» Data extracts:
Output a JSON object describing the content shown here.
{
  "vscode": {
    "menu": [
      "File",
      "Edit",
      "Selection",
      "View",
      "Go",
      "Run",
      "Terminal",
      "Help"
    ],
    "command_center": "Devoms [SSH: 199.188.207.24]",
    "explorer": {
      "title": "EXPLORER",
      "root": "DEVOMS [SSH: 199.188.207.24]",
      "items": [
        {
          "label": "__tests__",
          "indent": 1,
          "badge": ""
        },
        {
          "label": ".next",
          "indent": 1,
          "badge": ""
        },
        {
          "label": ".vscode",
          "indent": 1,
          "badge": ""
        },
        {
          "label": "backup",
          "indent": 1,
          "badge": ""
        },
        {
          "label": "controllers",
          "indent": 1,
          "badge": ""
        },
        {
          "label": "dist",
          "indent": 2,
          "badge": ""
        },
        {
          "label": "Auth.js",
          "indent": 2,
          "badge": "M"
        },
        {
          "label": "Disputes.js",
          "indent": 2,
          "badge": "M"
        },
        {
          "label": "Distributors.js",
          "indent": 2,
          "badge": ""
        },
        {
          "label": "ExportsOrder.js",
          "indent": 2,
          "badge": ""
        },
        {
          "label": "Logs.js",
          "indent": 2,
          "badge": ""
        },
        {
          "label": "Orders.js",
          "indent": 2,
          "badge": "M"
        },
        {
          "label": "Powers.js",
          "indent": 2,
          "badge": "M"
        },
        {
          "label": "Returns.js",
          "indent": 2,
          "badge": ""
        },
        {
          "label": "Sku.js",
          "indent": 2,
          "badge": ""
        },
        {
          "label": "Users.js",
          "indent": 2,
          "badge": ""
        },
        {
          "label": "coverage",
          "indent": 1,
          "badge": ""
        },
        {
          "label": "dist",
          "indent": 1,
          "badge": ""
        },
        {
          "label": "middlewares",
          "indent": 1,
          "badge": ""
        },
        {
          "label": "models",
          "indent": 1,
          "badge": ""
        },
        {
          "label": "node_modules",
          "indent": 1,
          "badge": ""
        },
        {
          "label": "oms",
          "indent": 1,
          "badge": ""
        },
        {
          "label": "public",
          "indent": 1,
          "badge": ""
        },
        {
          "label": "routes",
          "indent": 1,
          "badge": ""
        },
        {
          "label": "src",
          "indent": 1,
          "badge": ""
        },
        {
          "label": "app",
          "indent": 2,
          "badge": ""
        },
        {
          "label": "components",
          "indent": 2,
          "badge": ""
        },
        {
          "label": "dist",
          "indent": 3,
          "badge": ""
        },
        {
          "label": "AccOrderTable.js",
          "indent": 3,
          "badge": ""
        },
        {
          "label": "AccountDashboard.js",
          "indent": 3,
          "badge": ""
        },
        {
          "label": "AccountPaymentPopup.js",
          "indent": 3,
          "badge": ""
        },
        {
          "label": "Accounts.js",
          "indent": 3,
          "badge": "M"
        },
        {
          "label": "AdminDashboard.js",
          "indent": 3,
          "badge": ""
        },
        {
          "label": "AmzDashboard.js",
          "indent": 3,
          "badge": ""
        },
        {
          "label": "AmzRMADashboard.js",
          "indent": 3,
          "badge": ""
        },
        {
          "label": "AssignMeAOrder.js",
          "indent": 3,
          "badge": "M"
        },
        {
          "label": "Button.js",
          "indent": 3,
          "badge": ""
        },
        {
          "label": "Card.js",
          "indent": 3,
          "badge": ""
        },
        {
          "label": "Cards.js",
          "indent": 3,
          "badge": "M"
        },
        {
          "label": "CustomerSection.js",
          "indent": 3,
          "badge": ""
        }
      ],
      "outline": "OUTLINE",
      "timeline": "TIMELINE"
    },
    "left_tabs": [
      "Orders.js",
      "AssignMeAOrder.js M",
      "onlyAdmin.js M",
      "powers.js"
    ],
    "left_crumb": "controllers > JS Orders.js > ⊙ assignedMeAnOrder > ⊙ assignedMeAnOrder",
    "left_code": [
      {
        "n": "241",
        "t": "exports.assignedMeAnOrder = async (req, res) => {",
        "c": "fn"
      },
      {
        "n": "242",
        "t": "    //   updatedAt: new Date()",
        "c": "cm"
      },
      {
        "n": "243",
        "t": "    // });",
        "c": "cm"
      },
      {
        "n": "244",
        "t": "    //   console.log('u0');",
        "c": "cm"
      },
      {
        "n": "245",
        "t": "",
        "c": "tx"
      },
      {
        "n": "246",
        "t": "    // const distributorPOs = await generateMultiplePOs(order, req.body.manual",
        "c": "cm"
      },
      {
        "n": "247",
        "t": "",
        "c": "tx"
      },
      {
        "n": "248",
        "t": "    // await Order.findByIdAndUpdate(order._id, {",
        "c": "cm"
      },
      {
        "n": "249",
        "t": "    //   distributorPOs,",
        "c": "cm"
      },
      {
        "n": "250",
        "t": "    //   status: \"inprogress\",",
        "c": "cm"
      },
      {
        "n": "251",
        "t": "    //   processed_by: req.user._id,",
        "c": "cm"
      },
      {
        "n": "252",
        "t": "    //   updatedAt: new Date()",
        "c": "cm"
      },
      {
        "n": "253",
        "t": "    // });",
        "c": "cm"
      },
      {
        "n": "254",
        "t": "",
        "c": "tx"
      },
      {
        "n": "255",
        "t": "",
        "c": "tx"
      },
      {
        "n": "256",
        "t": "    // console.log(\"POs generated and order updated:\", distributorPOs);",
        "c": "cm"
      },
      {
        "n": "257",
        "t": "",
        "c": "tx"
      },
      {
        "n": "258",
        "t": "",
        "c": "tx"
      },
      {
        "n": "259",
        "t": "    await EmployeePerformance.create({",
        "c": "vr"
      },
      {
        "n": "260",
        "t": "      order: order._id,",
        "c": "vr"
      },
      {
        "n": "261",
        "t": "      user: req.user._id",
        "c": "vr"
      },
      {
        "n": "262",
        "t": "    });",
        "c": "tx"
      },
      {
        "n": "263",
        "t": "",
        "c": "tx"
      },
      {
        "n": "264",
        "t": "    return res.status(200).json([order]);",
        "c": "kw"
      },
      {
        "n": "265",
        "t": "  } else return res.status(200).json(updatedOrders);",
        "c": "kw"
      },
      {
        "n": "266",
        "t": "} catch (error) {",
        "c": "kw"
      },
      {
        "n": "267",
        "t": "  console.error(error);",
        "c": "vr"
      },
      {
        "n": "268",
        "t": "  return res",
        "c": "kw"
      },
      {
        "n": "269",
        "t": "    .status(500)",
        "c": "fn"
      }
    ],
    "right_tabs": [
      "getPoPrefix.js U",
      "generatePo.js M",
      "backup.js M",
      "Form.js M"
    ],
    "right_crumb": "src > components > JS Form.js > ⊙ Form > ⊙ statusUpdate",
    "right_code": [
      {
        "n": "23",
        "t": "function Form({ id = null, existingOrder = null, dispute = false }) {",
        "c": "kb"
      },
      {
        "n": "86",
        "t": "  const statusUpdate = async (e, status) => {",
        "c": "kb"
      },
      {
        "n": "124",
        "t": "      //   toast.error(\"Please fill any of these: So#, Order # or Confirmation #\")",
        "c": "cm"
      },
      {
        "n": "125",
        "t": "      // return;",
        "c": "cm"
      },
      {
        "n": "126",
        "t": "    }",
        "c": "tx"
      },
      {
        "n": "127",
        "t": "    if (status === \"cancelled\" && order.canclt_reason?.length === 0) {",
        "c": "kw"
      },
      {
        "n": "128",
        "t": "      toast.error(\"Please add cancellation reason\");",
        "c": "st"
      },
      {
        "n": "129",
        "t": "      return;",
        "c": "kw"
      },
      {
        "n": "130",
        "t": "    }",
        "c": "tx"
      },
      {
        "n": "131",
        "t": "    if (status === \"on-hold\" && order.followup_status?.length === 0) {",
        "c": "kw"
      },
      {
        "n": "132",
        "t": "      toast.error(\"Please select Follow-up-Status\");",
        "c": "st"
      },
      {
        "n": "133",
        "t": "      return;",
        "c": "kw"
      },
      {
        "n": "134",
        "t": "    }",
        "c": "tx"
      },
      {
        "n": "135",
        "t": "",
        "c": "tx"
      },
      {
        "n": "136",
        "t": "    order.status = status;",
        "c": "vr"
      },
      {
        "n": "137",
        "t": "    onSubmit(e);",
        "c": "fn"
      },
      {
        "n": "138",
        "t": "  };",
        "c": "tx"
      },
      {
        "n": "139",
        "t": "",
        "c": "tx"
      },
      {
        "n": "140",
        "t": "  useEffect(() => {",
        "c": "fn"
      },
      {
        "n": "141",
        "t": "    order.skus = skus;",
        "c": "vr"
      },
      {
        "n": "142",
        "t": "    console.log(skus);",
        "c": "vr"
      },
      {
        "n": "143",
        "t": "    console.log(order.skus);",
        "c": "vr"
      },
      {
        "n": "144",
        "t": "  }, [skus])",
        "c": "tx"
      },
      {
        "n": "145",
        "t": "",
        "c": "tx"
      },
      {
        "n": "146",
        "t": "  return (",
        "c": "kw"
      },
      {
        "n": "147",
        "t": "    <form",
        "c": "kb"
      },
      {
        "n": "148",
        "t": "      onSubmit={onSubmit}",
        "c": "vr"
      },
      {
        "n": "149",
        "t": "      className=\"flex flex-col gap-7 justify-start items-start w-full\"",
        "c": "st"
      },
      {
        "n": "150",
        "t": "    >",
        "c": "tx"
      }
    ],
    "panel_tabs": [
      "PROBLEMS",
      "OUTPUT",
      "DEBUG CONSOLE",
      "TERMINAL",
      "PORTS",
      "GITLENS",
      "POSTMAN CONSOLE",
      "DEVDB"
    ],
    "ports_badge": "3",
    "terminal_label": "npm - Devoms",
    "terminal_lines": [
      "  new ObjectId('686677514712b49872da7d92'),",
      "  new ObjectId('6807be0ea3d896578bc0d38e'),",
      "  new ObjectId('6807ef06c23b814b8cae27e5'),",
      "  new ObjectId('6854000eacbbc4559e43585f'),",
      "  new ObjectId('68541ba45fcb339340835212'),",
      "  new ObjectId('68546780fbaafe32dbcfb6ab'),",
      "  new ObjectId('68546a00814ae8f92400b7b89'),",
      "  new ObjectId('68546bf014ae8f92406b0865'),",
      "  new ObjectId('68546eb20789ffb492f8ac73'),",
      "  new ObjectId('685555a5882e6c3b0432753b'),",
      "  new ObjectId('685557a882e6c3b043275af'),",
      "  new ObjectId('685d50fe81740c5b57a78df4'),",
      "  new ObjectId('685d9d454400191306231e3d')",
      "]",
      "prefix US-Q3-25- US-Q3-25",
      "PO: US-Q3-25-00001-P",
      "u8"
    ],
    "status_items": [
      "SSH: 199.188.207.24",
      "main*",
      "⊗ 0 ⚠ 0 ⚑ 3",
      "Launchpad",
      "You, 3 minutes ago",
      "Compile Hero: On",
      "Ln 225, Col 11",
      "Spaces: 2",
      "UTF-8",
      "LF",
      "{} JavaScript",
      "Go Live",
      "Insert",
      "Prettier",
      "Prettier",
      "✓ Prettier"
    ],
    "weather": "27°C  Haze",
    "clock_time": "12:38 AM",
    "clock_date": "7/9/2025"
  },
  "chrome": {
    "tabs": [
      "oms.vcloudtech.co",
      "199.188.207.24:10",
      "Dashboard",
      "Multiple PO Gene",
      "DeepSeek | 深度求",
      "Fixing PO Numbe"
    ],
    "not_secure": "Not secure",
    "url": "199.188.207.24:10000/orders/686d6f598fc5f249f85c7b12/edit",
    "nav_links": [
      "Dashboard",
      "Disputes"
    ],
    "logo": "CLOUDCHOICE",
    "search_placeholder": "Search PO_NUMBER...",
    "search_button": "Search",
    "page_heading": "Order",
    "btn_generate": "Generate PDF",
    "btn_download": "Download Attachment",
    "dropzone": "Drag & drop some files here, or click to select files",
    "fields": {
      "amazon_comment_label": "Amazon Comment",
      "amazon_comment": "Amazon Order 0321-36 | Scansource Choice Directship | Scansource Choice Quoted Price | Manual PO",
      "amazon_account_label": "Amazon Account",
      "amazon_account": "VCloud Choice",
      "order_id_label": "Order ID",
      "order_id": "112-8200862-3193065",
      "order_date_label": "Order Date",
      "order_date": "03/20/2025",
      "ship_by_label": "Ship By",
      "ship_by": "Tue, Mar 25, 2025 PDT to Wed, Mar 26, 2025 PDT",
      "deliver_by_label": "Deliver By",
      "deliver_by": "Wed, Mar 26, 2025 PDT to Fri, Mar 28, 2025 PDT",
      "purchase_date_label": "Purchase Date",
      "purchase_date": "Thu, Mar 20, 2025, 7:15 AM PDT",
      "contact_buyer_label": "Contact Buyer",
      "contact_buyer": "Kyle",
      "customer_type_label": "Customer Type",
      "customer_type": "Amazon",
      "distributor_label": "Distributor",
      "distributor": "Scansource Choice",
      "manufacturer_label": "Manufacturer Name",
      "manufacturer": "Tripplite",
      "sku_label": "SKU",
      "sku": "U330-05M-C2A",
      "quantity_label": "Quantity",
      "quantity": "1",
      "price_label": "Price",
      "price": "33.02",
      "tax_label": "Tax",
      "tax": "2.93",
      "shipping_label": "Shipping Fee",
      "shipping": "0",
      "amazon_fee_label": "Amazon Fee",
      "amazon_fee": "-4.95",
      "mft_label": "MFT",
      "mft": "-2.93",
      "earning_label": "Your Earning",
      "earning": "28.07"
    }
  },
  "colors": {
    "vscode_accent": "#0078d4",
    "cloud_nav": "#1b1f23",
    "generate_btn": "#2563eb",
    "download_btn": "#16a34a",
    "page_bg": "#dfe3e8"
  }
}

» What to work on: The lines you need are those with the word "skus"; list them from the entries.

» Written answer:
        "t": "    order.skus = skus;",
        "t": "    console.log(skus);",
        "t": "    console.log(order.skus);",
        "t": "  }, [skus])",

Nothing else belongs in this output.